What you need to do: Search the records for the string "name", then copy each line that has it.

Provided data:
....................

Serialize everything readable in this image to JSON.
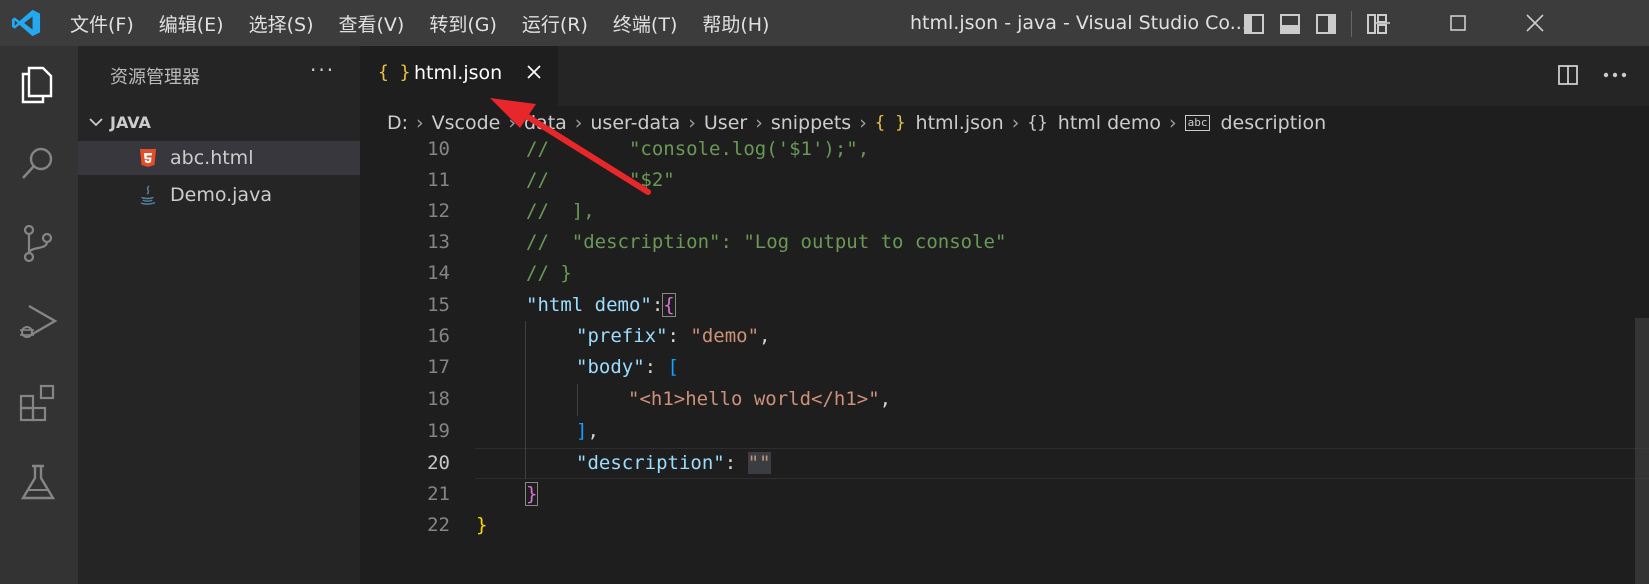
{
  "menu": [
    "文件(F)",
    "编辑(E)",
    "选择(S)",
    "查看(V)",
    "转到(G)",
    "运行(R)",
    "终端(T)",
    "帮助(H)"
  ],
  "window_title": "html.json - java - Visual Studio Co...",
  "sidebar": {
    "title": "资源管理器",
    "more": "···",
    "section": "JAVA",
    "files": [
      {
        "name": "abc.html",
        "icon": "html5-icon",
        "active": true
      },
      {
        "name": "Demo.java",
        "icon": "java-icon",
        "active": false
      }
    ]
  },
  "tab": {
    "icon": "{ }",
    "name": "html.json"
  },
  "breadcrumb": [
    "D:",
    "Vscode",
    "data",
    "user-data",
    "User",
    "snippets",
    "html.json",
    "html demo",
    "description"
  ],
  "breadcrumb_icons": {
    "json": "{ }",
    "object": "{}",
    "string": "abc"
  },
  "line_numbers": [
    "10",
    "11",
    "12",
    "13",
    "14",
    "15",
    "16",
    "17",
    "18",
    "19",
    "20",
    "21",
    "22"
  ],
  "current_line": "20",
  "code": {
    "l10": "//       \"console.log('$1');\",",
    "l11": "//       \"$2\"",
    "l12": "//  ],",
    "l13": "//  \"description\": \"Log output to console\"",
    "l14": "// }",
    "l15_key": "\"html demo\"",
    "l15_colon": ":",
    "l15_brace": "{",
    "l16_key": "\"prefix\"",
    "l16_colon": ": ",
    "l16_val": "\"demo\"",
    "l16_comma": ",",
    "l17_key": "\"body\"",
    "l17_colon": ": ",
    "l17_brace": "[",
    "l18_val": "\"<h1>hello world</h1>\"",
    "l18_comma": ",",
    "l19_brace": "]",
    "l19_comma": ",",
    "l20_key": "\"description\"",
    "l20_colon": ": ",
    "l20_q1": "\"",
    "l20_q2": "\"",
    "l21_brace": "}",
    "l22_brace": "}"
  },
  "colors": {
    "arrow": "#e8272b",
    "accent": "#007acc"
  }
}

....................

Completed exercise:
        "name": "abc.html",
        "name": "Demo.java",
    "name": "html.json"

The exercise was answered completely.